▸ **WHAT THIS TASK INVOLVES**: Below are records to be reproduced exactly and in full.

*** DATASET RECORDS

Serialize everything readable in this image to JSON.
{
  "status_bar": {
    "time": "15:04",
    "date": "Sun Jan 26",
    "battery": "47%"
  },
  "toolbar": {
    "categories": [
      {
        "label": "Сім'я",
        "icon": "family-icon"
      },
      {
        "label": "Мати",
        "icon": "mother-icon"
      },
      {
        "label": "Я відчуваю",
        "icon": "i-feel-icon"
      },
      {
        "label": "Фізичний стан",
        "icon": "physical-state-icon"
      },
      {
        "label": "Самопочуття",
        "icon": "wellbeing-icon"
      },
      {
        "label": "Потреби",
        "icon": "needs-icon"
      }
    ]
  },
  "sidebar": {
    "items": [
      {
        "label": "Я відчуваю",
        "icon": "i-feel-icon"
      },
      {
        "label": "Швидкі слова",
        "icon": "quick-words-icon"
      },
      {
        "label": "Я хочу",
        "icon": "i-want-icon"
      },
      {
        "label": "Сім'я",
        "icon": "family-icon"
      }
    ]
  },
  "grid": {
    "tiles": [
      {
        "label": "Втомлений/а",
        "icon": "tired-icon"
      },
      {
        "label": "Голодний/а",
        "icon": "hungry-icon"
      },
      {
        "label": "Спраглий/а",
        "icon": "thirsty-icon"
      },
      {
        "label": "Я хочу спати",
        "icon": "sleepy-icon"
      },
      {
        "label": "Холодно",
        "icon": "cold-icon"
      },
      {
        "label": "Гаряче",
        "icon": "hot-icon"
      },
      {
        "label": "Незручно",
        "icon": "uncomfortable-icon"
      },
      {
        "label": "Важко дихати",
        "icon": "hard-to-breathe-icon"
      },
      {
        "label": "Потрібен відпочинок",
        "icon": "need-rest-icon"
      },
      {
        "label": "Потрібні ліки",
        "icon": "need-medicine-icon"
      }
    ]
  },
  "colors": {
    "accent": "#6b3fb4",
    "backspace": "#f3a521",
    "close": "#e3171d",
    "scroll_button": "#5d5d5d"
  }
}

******

▸ **SOLUTION BELOW**:
Serialize everything readable in this image to JSON.
{
  "status_bar": {
    "time": "15:04",
    "date": "Sun Jan 26",
    "battery": "47%"
  },
  "toolbar": {
    "categories": [
      {
        "label": "Сім'я",
        "icon": "family-icon"
      },
      {
        "label": "Мати",
        "icon": "mother-icon"
      },
      {
        "label": "Я відчуваю",
        "icon": "i-feel-icon"
      },
      {
        "label": "Фізичний стан",
        "icon": "physical-state-icon"
      },
      {
        "label": "Самопочуття",
        "icon": "wellbeing-icon"
      },
      {
        "label": "Потреби",
        "icon": "needs-icon"
      }
    ]
  },
  "sidebar": {
    "items": [
      {
        "label": "Я відчуваю",
        "icon": "i-feel-icon"
      },
      {
        "label": "Швидкі слова",
        "icon": "quick-words-icon"
      },
      {
        "label": "Я хочу",
        "icon": "i-want-icon"
      },
      {
        "label": "Сім'я",
        "icon": "family-icon"
      }
    ]
  },
  "grid": {
    "tiles": [
      {
        "label": "Втомлений/а",
        "icon": "tired-icon"
      },
      {
        "label": "Голодний/а",
        "icon": "hungry-icon"
      },
      {
        "label": "Спраглий/а",
        "icon": "thirsty-icon"
      },
      {
        "label": "Я хочу спати",
        "icon": "sleepy-icon"
      },
      {
        "label": "Холодно",
        "icon": "cold-icon"
      },
      {
        "label": "Гаряче",
        "icon": "hot-icon"
      },
      {
        "label": "Незручно",
        "icon": "uncomfortable-icon"
      },
      {
        "label": "Важко дихати",
        "icon": "hard-to-breathe-icon"
      },
      {
        "label": "Потрібен відпочинок",
        "icon": "need-rest-icon"
      },
      {
        "label": "Потрібні ліки",
        "icon": "need-medicine-icon"
      }
    ]
  },
  "colors": {
    "accent": "#6b3fb4",
    "backspace": "#f3a521",
    "close": "#e3171d",
    "scroll_button": "#5d5d5d"
  }
}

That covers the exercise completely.